[[ Data for review open ]]
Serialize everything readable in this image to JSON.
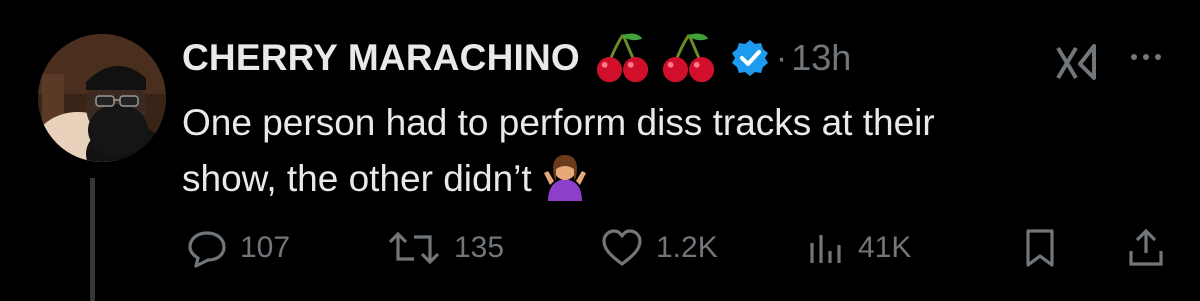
{
  "author": {
    "name": "CHERRY MARACHINO",
    "verified": true,
    "badge_icons": [
      "cherries-emoji",
      "cherries-emoji"
    ]
  },
  "tweet": {
    "time": "13h",
    "separator": "·",
    "text_line1": "One person had to perform diss tracks at their",
    "text_line2": "show, the other didn’t",
    "trailing_emoji": "person-shrugging-emoji"
  },
  "actions": {
    "replies": "107",
    "retweets": "135",
    "likes": "1.2K",
    "views": "41K"
  },
  "colors": {
    "background": "#000000",
    "text": "#e7e9ea",
    "muted": "#71767b",
    "verified_blue": "#1d9bf0",
    "thread_line": "#33363a"
  }
}
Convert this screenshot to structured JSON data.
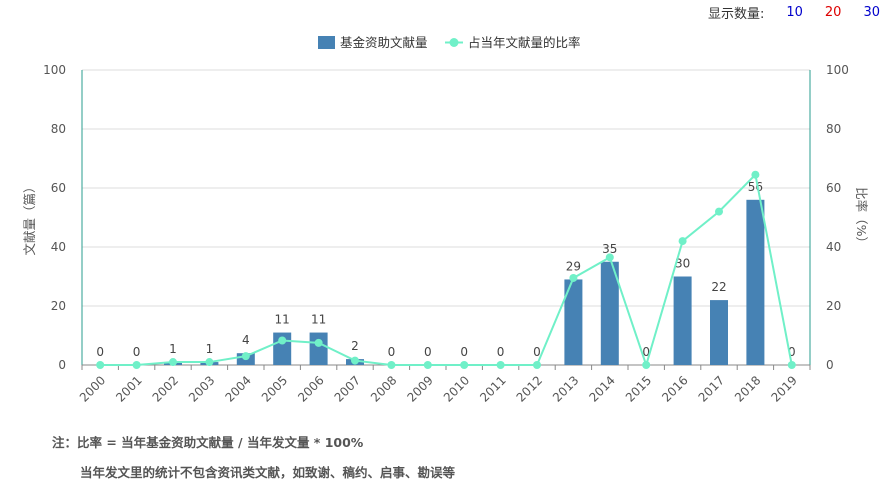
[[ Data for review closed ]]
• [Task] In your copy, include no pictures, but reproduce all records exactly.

• [Written response]
Serialize everything readable in this image to JSON.
{
  "author": {
    "name": "CHERRY MARACHINO",
    "verified": true,
    "badge_icons": [
      "cherries-emoji",
      "cherries-emoji"
    ]
  },
  "tweet": {
    "time": "13h",
    "separator": "·",
    "text_line1": "One person had to perform diss tracks at their",
    "text_line2": "show, the other didn’t",
    "trailing_emoji": "person-shrugging-emoji"
  },
  "actions": {
    "replies": "107",
    "retweets": "135",
    "likes": "1.2K",
    "views": "41K"
  },
  "colors": {
    "background": "#000000",
    "text": "#e7e9ea",
    "muted": "#71767b",
    "verified_blue": "#1d9bf0",
    "thread_line": "#33363a"
  }
}
Convert this screenshot to structured JSON data.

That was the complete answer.